More needs to be referenced in terms of these “obvious ideological contradictions,” especially as their translation, or lack thereof, applies to both candidates. Trump is a businessman with clear ties to a U.S. market-focused education and career. Unfortunately, and despite its value/applicability, one doesn’t focus his/her study, even at the best business schools in the country, on a critical analysis of capitalism. It’s simply not part of the curriculum. So in this sense he may well not grasp the shortcomings tied to living and working in a capitalist system. Or, even if he did have an inkling of this line of thought, he may not choose to develop any related dialogue primarily because it’s bad for business. In other words, and although this should be be by no means acceptable, he can lay claim to some form of legitimate oversight – especially given he is so good at doing just that. Clinton on the other hand has made politics and public service her career. And although she likely had the same experience in terms of her post-secondary education (the void in attention to a critical analysis of capitalism), it would seem she would have developed more of an attachment to the democracy-capitalism dialogue — if by nothing else than her exposure to various ideological concerns.  And this of course should have resulted in a sense of responsibility to include the related concerns in terms of considering the difficulties that are part of American political-economic-social life.
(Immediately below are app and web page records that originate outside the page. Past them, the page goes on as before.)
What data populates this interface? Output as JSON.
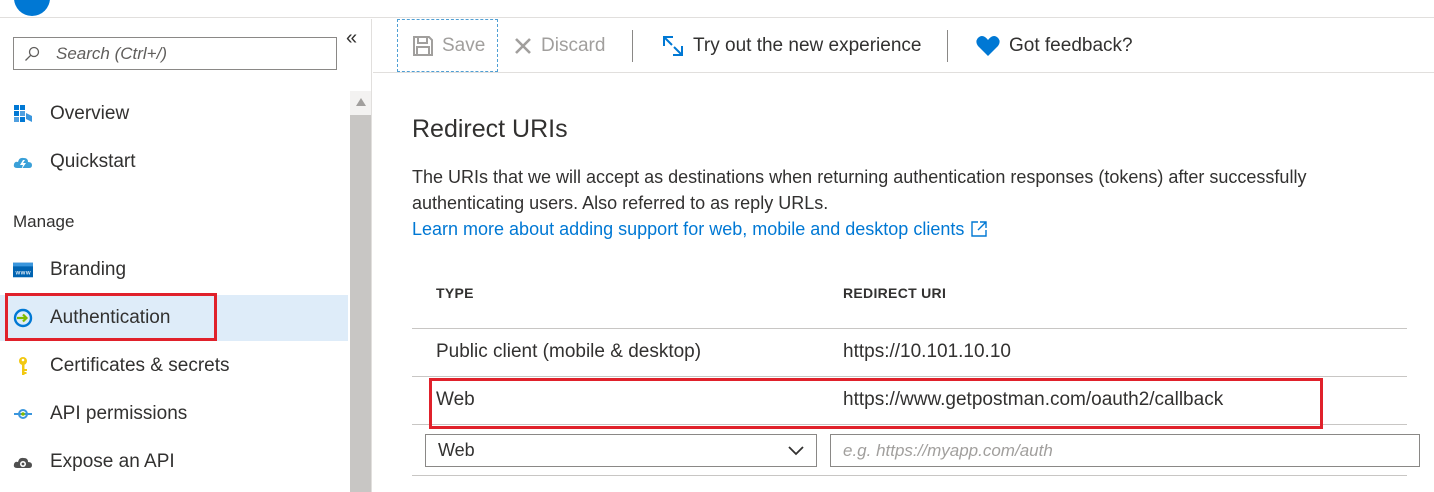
{
  "sidebar": {
    "search_placeholder": "Search (Ctrl+/)",
    "collapse_glyph": "«",
    "items": [
      {
        "label": "Overview",
        "icon": "grid-icon"
      },
      {
        "label": "Quickstart",
        "icon": "cloud-bolt-icon"
      },
      {
        "label": "Branding",
        "icon": "www-icon"
      },
      {
        "label": "Authentication",
        "icon": "auth-arrow-icon",
        "selected": true
      },
      {
        "label": "Certificates & secrets",
        "icon": "key-icon"
      },
      {
        "label": "API permissions",
        "icon": "permissions-icon"
      },
      {
        "label": "Expose an API",
        "icon": "cloud-gear-icon"
      }
    ],
    "section_manage": "Manage"
  },
  "toolbar": {
    "save_label": "Save",
    "discard_label": "Discard",
    "try_label": "Try out the new experience",
    "feedback_label": "Got feedback?"
  },
  "content": {
    "title": "Redirect URIs",
    "description": "The URIs that we will accept as destinations when returning authentication responses (tokens) after successfully authenticating users. Also referred to as reply URLs.",
    "learn_more": "Learn more about adding support for web, mobile and desktop clients"
  },
  "table": {
    "headers": [
      "TYPE",
      "REDIRECT URI"
    ],
    "rows": [
      {
        "type": "Public client (mobile & desktop)",
        "uri": "https://10.101.10.10"
      },
      {
        "type": "Web",
        "uri": "https://www.getpostman.com/oauth2/callback"
      }
    ],
    "new_row": {
      "type_value": "Web",
      "uri_placeholder": "e.g. https://myapp.com/auth"
    }
  },
  "colors": {
    "accent": "#0078d4",
    "highlight_red": "#e0212b",
    "selected_bg": "#deecf9"
  }
}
Given that this hasn’t been the case perhaps she is more culpable than Trump in relation to not doing or speaking in this direction.

Importantly, and aside from whom should know better, the final choices left for the American public would seem to offer little “leadership” in terms of gaining a clear interpretation of the struggles we face, especially in regard to explaining the intricate relationship between democracy and capitalism.  And this means that not much can be expected as to how to legitimately address the many difficult issues on our table, issues such as: how principles like equality and freedom can get bent more toward competition than their definitions imply;  or how significant the creation and control of debt might be; or how greater job insecurity can actually feed into that control; or how costs, particularly in terms of taxes and corporate welfare, can be manipulated not in the best interests of public good; or how banks and investment firms got joined at the hip; or how deregulation and bailouts work; or how money interests, mostly to the detriment of public good, can successfully lobby for more;  or how jobs can be created while keeping them in the country and raising the living wage; or how a society can adopt a variety of cultural instincts that for one, turns most into consumers who consume well beyond their own needs/good; or how a criminal justice system came to lose its focus on its primary objective; or how an uninformed public can end up making any number of irrational political choices. There are certainly more “or how’s” on the list. But for now, and particularly relevant to the notions of hope and expectations, the picture of what we are currently witnessing remains painfully clear.


Politics editor James Palombo’s work focuses on issues related to social, political and economic concerns in the U.S. and abroad. He is the author of several books, the most prominant being his autobiographical discourse, “Criminal to Critic-Reflections Amid The American Experiment,” Rowman and Littlefield Publishers. The book chronicles his experiences from drug dealer and convict to social worker, professor, world traveler and public policy advocate. While continuing to travel he divides his time mainly between Endicott, New York, and San Miguel de Allende, Mexico.